The Royal Australasian College of Physicians (RACP) is committed to the principles of the Uluru Statement from the Heart, including constitutional recognition and the establishment of an Aboriginal and Torres Strait Islander Voice to Parliament.
The College says a First Nations Voice to Parliament is a critical step towards genuine reconciliation and will lead to real health benefits for Aboriginal and Torres Strait Islander people and their communities.
The RACP recognises the historical and ongoing trauma of colonisation and its impacts on the physical, emotional, and spiritual health of First Nations people.
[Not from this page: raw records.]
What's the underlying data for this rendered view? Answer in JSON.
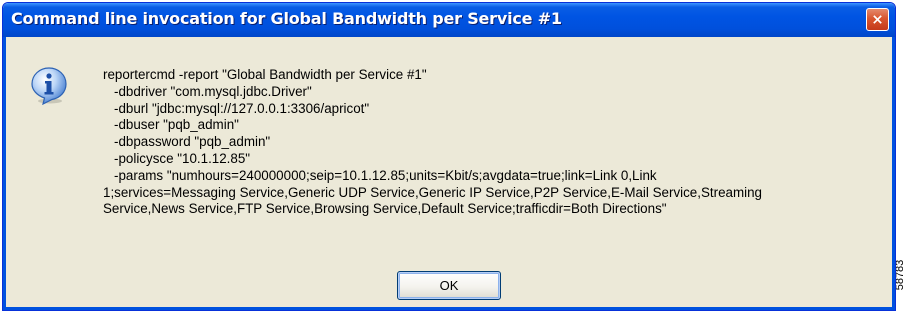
{
  "dialog": {
    "title": "Command line invocation for Global Bandwidth per Service #1",
    "icon": "info-icon",
    "close_icon": "close-icon",
    "message_lines": [
      "reportercmd -report \"Global Bandwidth per Service #1\"",
      "-dbdriver \"com.mysql.jdbc.Driver\"",
      "-dburl \"jdbc:mysql://127.0.0.1:3306/apricot\"",
      "-dbuser \"pqb_admin\"",
      "-dbpassword \"pqb_admin\"",
      "-policysce \"10.1.12.85\"",
      "-params \"numhours=240000000;seip=10.1.12.85;units=Kbit/s;avgdata=true;link=Link 0,Link",
      "1;services=Messaging Service,Generic UDP Service,Generic IP Service,P2P Service,E-Mail Service,Streaming",
      "Service,News Service,FTP Service,Browsing Service,Default Service;trafficdir=Both Directions\""
    ],
    "ok_label": "OK"
  },
  "figure_id": "58783",
  "colors": {
    "titlebar": "#0054e3",
    "dialog_bg": "#ece9d8",
    "close_button": "#d9562f",
    "title_text": "#ffffff"
  }
}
The legacy of colonisation continues to manifest in health inequities that Aboriginal and Torres Strait Islander people face today, including a lower life expectancy.
The right to self-determination is critical to addressing the disparities in health outcomes for First Nations people. A constitutionally enshrined Voice to Parliament will empower Aboriginal and Torres Strait Islander people to have greater agency over the decisions, laws and policies that affect their lives.
By actively involving First Nations voices in the decisions that impact their lives, we can work together to build trust and heal, improve access to culturally safe healthcare services, and support better health and wellbeing outcomes for First Nations people overall.
Dr Jacqueline Small, RACP President, says “The RACP’s support for the Voice reflects our long-standing commitment to improving health outcomes for Aboriginal and Torres Strait Islander people and their communities.
“The recognition of Aboriginal and Torres Strait Islander people in the Australian Constitution is a necessary step towards healing and generational change.
“We proudly support the principles of a Voice to Parliament and its implementation to make real change in the lives of First Nations people.”
Professor Ngiare Brown, Chair, RACP Aboriginal and Torres Strait Islander Health Committee and Yuin Nation woman from the South Coast of NSW, says “For too long we have seen our Aboriginal and Torres Strait Islander community members suffer through a healthcare system that does not meet their needs.
“An Aboriginal and Torres Strait Islander Voice to Parliament aligns with principles that we know work in healthcare. Constitutional recognition is an important step in empowering our First Nations people whose voices have been historically silenced.
“There are significant gains made when Aboriginal and Torres Strait Islander peoples are empowered to resolve the issues that impact them deeply and directly.
“Constitutional protection for Aboriginal and Torres Strait Islander contributions to national policy will ensure content expertise to inform improved life expectancy, better social, physical, emotional and mental health outcomes, and positive life trajectories. It is about healing, strengthening Indigenous and non-Indigenous relationships, and greater agency for First Nations people over the decisions that impact their lives,” Professor Brown said.